Promising to put an end to a spate of deadly shootings and stabbings, Suffolk County Executive Steve Levy Monday night faced Brentwood and Central Islip residents terrified and angered by the violence that has torn through their communities.
Levy stood at the front of about 300 people at St. Anne's Roman Catholic Church in Brentwood. With a wireless microphone and PowerPoint presentation, he outlined steps the county is taking to fight the gangs and the violence.
"We're not stopping until this problem is solved," Levy said to applause from the crowd.
The gathering was the third forum on the issue, and the first attended by the county's top official.
Some of Levy's constituents have criticized him - loudly and publicly - for not attending two meetings on the issue hosted by Suffolk Legis. Ricardo Montano last month.
Levy, who sent his chief deputy to one of the gatherings, has said he was not consulted on the dates.
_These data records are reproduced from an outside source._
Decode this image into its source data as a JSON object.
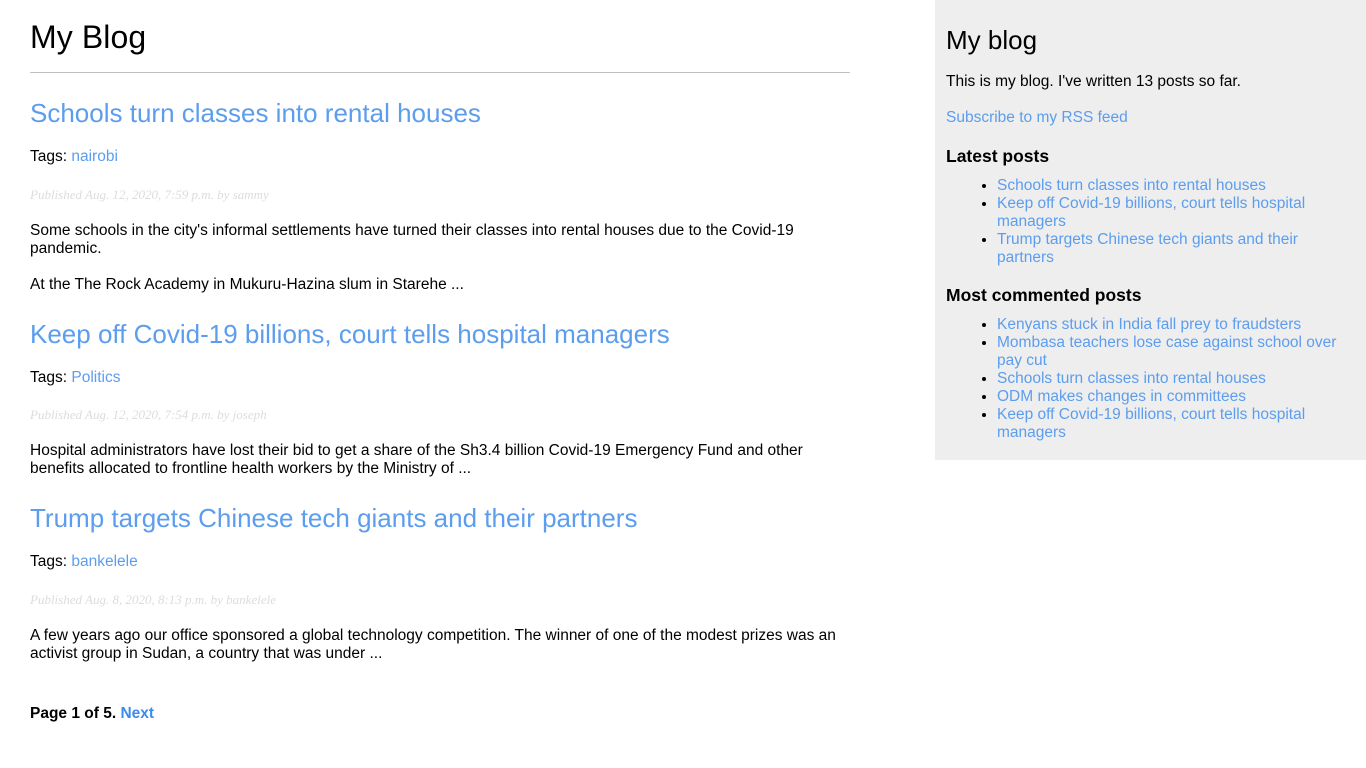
{
  "main": {
    "blog_title": "My Blog",
    "posts": [
      {
        "title": "Schools turn classes into rental houses",
        "tags_label": "Tags:",
        "tags": [
          "nairobi"
        ],
        "meta": "Published Aug. 12, 2020, 7:59 p.m. by sammy",
        "paragraphs": [
          "Some schools in the city's informal settlements have turned their classes into rental houses due to the Covid-19 pandemic.",
          "At the The Rock Academy in Mukuru-Hazina slum in Starehe ..."
        ]
      },
      {
        "title": "Keep off Covid-19 billions, court tells hospital managers",
        "tags_label": "Tags:",
        "tags": [
          "Politics"
        ],
        "meta": "Published Aug. 12, 2020, 7:54 p.m. by joseph",
        "paragraphs": [
          "Hospital administrators have lost their bid to get a share of the Sh3.4 billion Covid-19 Emergency Fund and other benefits allocated to frontline health workers by the Ministry of ..."
        ]
      },
      {
        "title": "Trump targets Chinese tech giants and their partners",
        "tags_label": "Tags:",
        "tags": [
          "bankelele"
        ],
        "meta": "Published Aug. 8, 2020, 8:13 p.m. by bankelele",
        "paragraphs": [
          "A few years ago our office sponsored a global technology competition. The winner of one of the modest prizes was an activist group in Sudan, a country that was under ..."
        ]
      }
    ],
    "pagination": {
      "page_label": "Page 1 of 5.",
      "next_label": "Next"
    }
  },
  "sidebar": {
    "title": "My blog",
    "description": "This is my blog. I've written 13 posts so far.",
    "rss_link": "Subscribe to my RSS feed",
    "latest_heading": "Latest posts",
    "latest_posts": [
      "Schools turn classes into rental houses",
      "Keep off Covid-19 billions, court tells hospital managers",
      "Trump targets Chinese tech giants and their partners"
    ],
    "commented_heading": "Most commented posts",
    "commented_posts": [
      "Kenyans stuck in India fall prey to fraudsters",
      "Mombasa teachers lose case against school over pay cut",
      "Schools turn classes into rental houses",
      "ODM makes changes in committees",
      "Keep off Covid-19 billions, court tells hospital managers"
    ]
  },
  "colors": {
    "link": "#5c9ded",
    "sidebar_bg": "#eeeeee",
    "meta_text": "#dcdcdc",
    "rule": "#bfbfbf"
  }
}
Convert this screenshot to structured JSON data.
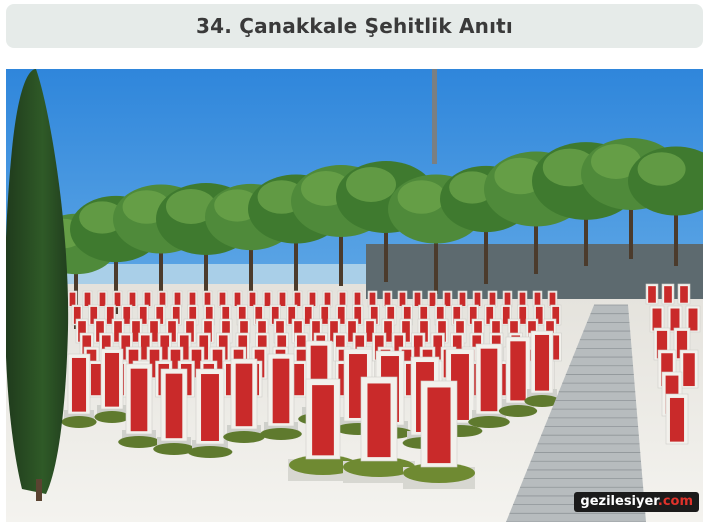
{
  "heading": {
    "title": "34. Çanakkale Şehitlik Anıtı"
  },
  "photo": {
    "watermark_brand": "gezilesiyer",
    "watermark_tld": ".com"
  },
  "colors": {
    "title_bar": "#e6ebe9",
    "title_text": "#3a3a3a",
    "sky": "#4da5e6",
    "headstone_red": "#c92a2a",
    "pine_green": "#4f8a3a",
    "watermark_accent": "#e0322b"
  }
}
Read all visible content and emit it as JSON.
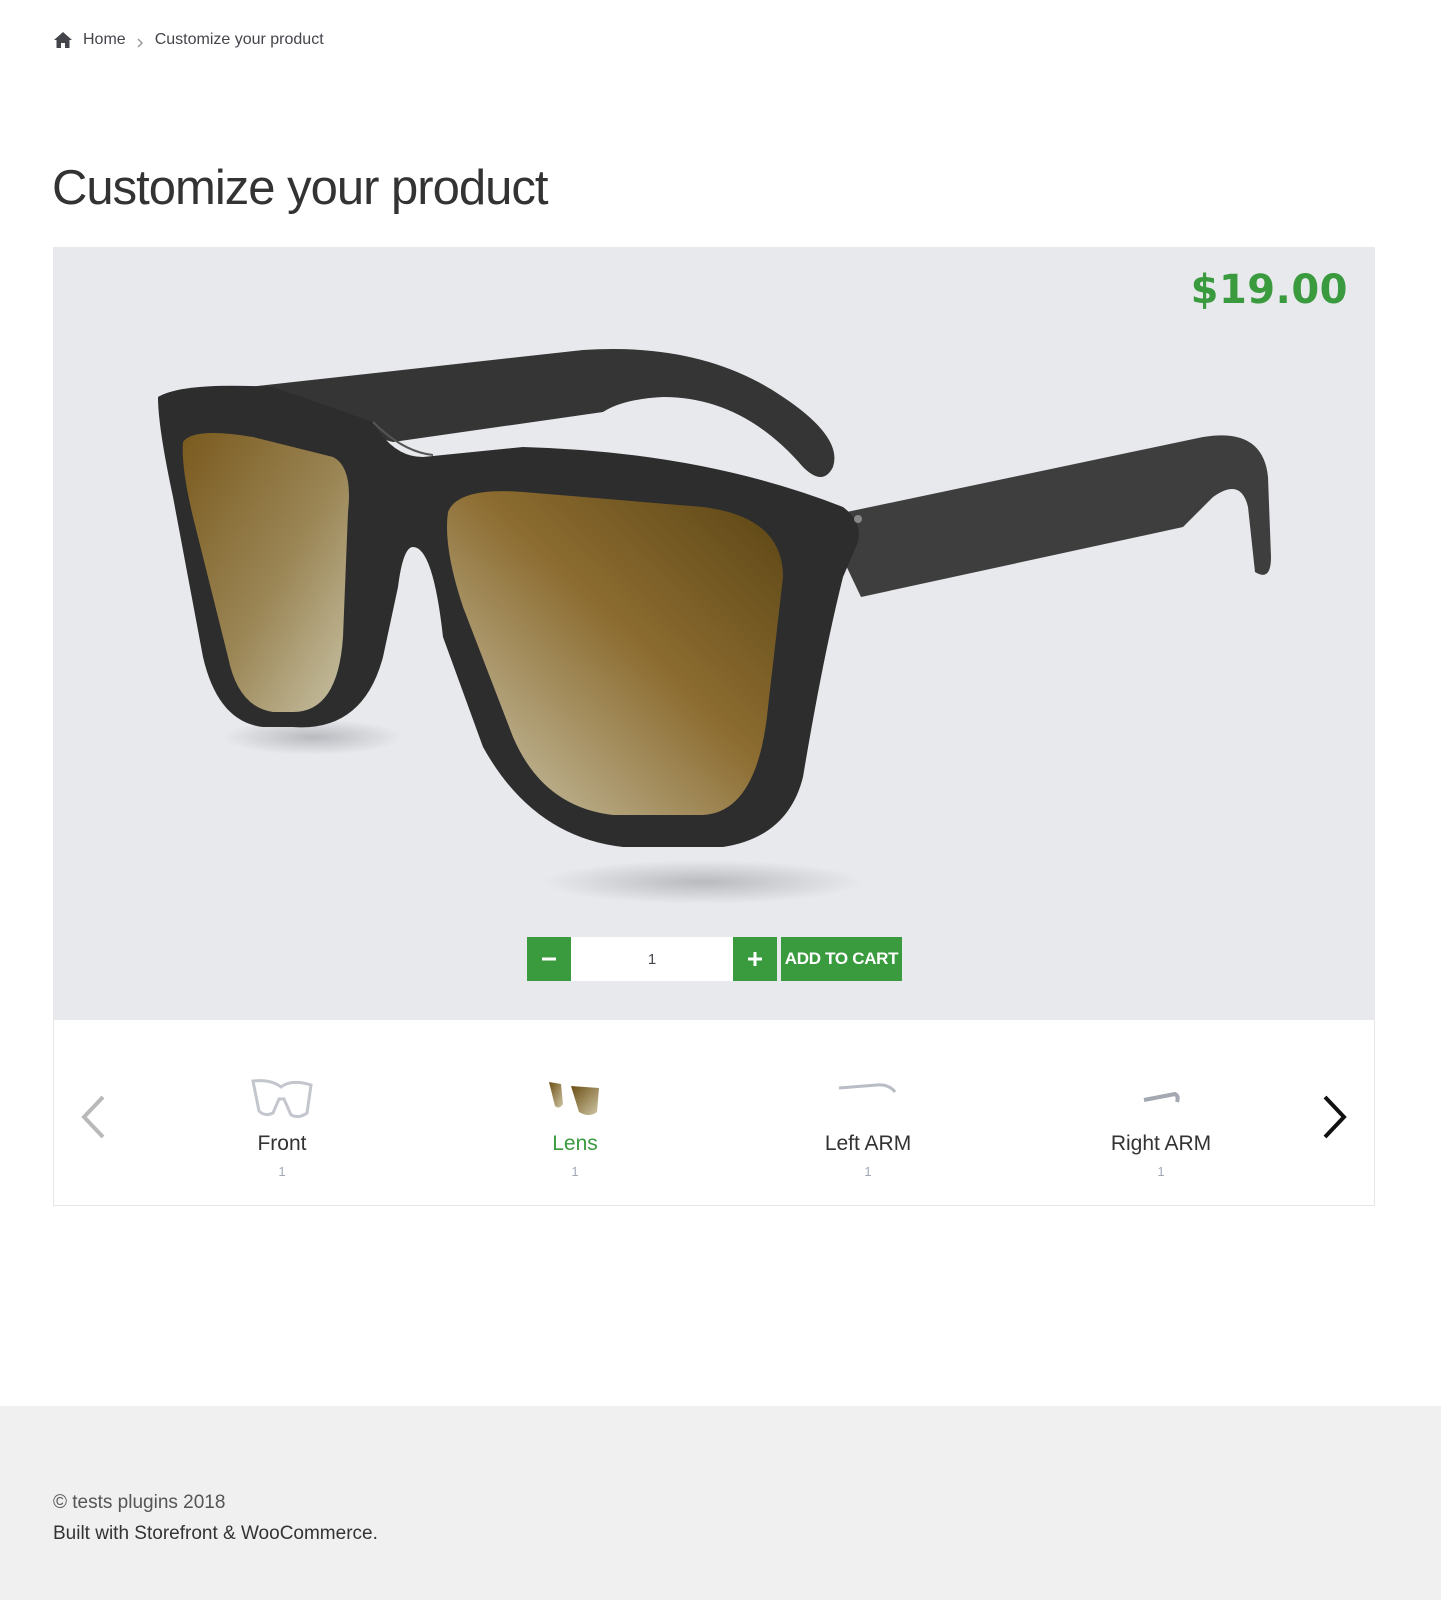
{
  "breadcrumb": {
    "home_label": "Home",
    "current_label": "Customize your product",
    "icon": "home-icon"
  },
  "page": {
    "title": "Customize your product"
  },
  "product": {
    "price": "$19.00",
    "image_icon": "sunglasses-image"
  },
  "cart": {
    "quantity": "1",
    "decrease_icon": "minus-icon",
    "increase_icon": "plus-icon",
    "add_label": "ADD TO CART"
  },
  "options": {
    "items": [
      {
        "label": "Front",
        "count": "1",
        "icon": "frame-front-icon",
        "active": false
      },
      {
        "label": "Lens",
        "count": "1",
        "icon": "lens-icon",
        "active": true
      },
      {
        "label": "Left ARM",
        "count": "1",
        "icon": "left-arm-icon",
        "active": false
      },
      {
        "label": "Right ARM",
        "count": "1",
        "icon": "right-arm-icon",
        "active": false
      }
    ],
    "prev_icon": "chevron-left-icon",
    "next_icon": "chevron-right-icon"
  },
  "footer": {
    "copyright": "© tests plugins 2018",
    "built_with": "Built with Storefront & WooCommerce."
  },
  "colors": {
    "accent": "#3a9a3e",
    "stage_bg": "#e8e9ed",
    "footer_bg": "#f0f0f0"
  }
}
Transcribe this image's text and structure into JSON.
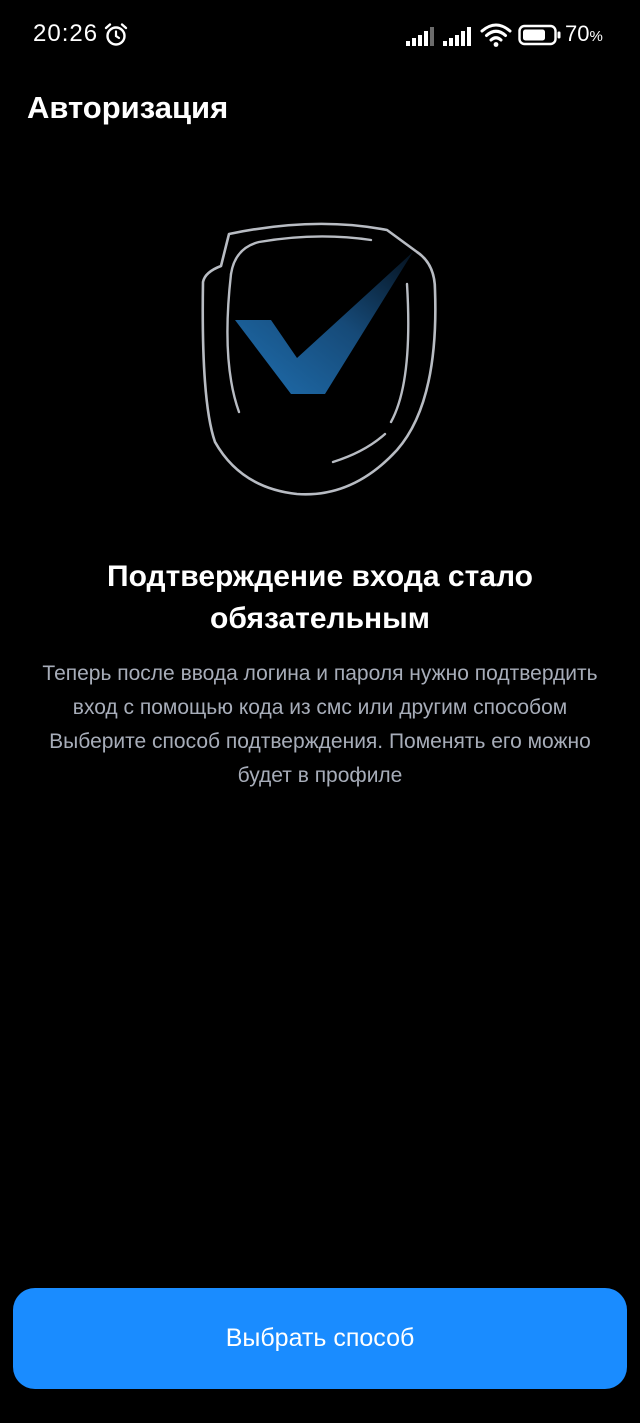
{
  "status_bar": {
    "time": "20:26",
    "battery_value": "70",
    "battery_unit": "%",
    "icons": [
      "alarm-icon",
      "signal-icon",
      "signal-icon",
      "wifi-icon",
      "battery-icon"
    ]
  },
  "header": {
    "title": "Авторизация"
  },
  "illustration": {
    "icon": "shield-check-icon",
    "accent_color": "#1f6fb0"
  },
  "content": {
    "headline": "Подтверждение входа стало обязательным",
    "description_1": "Теперь после ввода логина и пароля нужно подтвердить вход с помощью кода из смс или другим способом",
    "description_2": "Выберите способ подтверждения. Поменять его можно будет в профиле"
  },
  "actions": {
    "primary_label": "Выбрать способ",
    "primary_color": "#1a8cff"
  }
}
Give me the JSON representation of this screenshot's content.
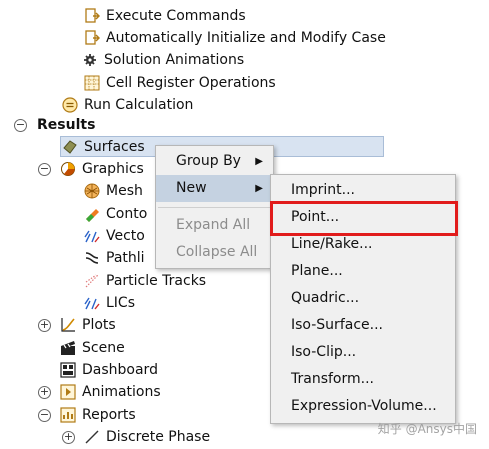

Yesterday, Central Islip Coalition president Debbie Cavanagh challenged Levy once again on his absence at those meetings.
"We rearranged our schedules to be here. So should you," she told the county executive. "We expect you to make us your number one priority, not the gubernatorial race."
Repeating an earlier statement from his opening remarks Levy told Cavanagh: "That's history. Now we're moving forward."
He pledged to attend another public forum to be hosted next week by the Brentwood school district, and said the county will meet monthly with local civic groups and community leaders and continue soliciting feedback.
Nine of the county's 33 homicides last year occurred in Central Islip and Brentwood. Since January, the two neighboring communities have seen five more. The FBI has responded with an increase in agents assigned to gang hot spots in Suffolk County.
In his 40-minute presentation, Levy described the Suffolk police department's strategy, which includes added patrols in Brentwood and Central Islip and daily checkpoints in high traffic areas of four gang hot spots, including Wyandanch and Huntington Station.
Eliciting a murmur of agreement from the audience, he said the county's strategy includes eradicating the graffiti that blankets fences, homes and businesses here.
Addressing Levy, a representative from a new Brentwood civic group, Brentwood Residents Against Violence Everyday, displayed photos of 10 homes marked by graffiti and invited the audience to participate in its first "Wipe Out Graffiti Day" on May 1. The group, which counts among its outspoken members the mother of a 15-year-old killed in November, has organized neighborhood watch training sessions.
"You show us where [graffiti] is, we'll get it done," Levy said.
Another speaker, Sandra Gil, a Brentwood mother of two teenage girls, said "as a Latina, I urge you to be please be sensitive about us people who look like I look. Please, let's see these officers looking like we do . . . so we don't feel intimidated and can open our mouths and say loud and clear 'Please help me.' "
Levy told Gil the police department is teaching officers Spanish and denying promotions to officers who generate constant complaints.
With Denise Bonilla